Instructions to follow:
For the word "user", return each line of the data in which it occurs.
**** Dataset records
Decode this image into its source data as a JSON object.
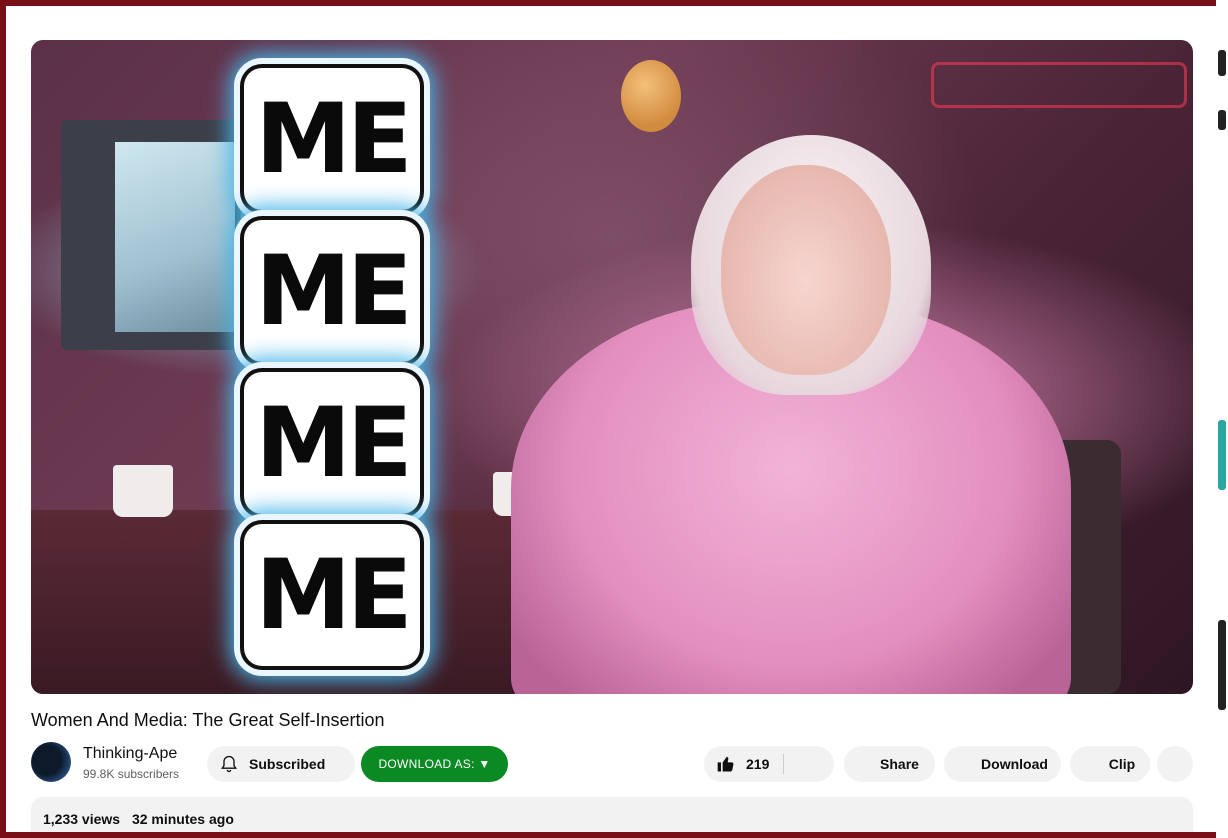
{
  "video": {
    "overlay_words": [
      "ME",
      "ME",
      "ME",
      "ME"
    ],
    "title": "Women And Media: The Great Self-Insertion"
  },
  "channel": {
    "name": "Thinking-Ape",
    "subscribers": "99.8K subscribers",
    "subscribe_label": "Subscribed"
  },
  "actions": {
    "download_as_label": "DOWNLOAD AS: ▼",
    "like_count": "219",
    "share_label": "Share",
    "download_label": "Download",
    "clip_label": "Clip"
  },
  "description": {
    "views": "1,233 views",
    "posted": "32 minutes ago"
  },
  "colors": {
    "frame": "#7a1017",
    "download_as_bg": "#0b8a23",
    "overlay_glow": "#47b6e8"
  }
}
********
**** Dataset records
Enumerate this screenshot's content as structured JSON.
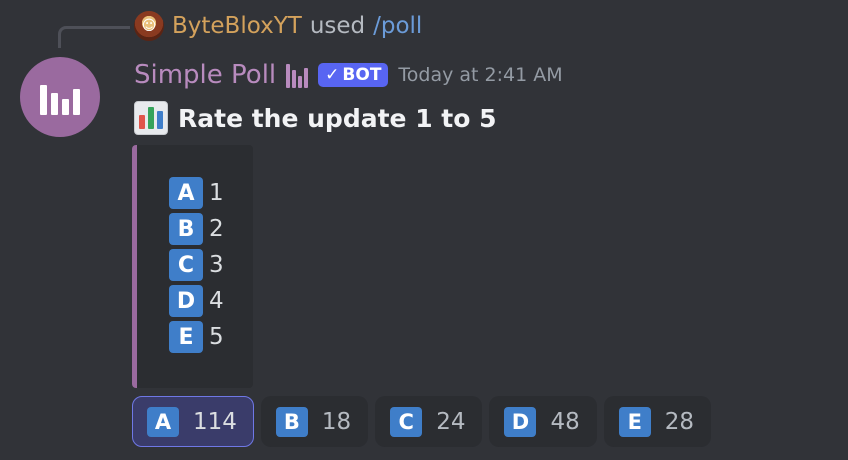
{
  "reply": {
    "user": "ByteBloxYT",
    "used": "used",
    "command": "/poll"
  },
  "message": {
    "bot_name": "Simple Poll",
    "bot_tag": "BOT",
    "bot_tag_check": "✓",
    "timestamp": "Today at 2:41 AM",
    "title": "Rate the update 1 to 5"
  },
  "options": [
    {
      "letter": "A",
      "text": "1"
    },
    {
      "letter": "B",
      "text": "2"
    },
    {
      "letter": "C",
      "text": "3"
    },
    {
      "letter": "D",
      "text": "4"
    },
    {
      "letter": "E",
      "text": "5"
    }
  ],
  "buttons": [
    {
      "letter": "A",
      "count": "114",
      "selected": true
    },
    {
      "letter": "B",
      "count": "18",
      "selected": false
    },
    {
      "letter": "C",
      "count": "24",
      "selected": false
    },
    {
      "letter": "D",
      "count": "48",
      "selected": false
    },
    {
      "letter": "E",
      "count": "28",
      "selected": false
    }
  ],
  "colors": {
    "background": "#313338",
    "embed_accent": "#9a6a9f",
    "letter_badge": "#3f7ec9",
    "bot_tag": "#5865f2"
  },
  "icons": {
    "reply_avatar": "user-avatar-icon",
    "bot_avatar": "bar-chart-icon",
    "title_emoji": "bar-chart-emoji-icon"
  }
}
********
Task answer:
    "user": "ByteBloxYT",
    "reply_avatar": "user-avatar-icon",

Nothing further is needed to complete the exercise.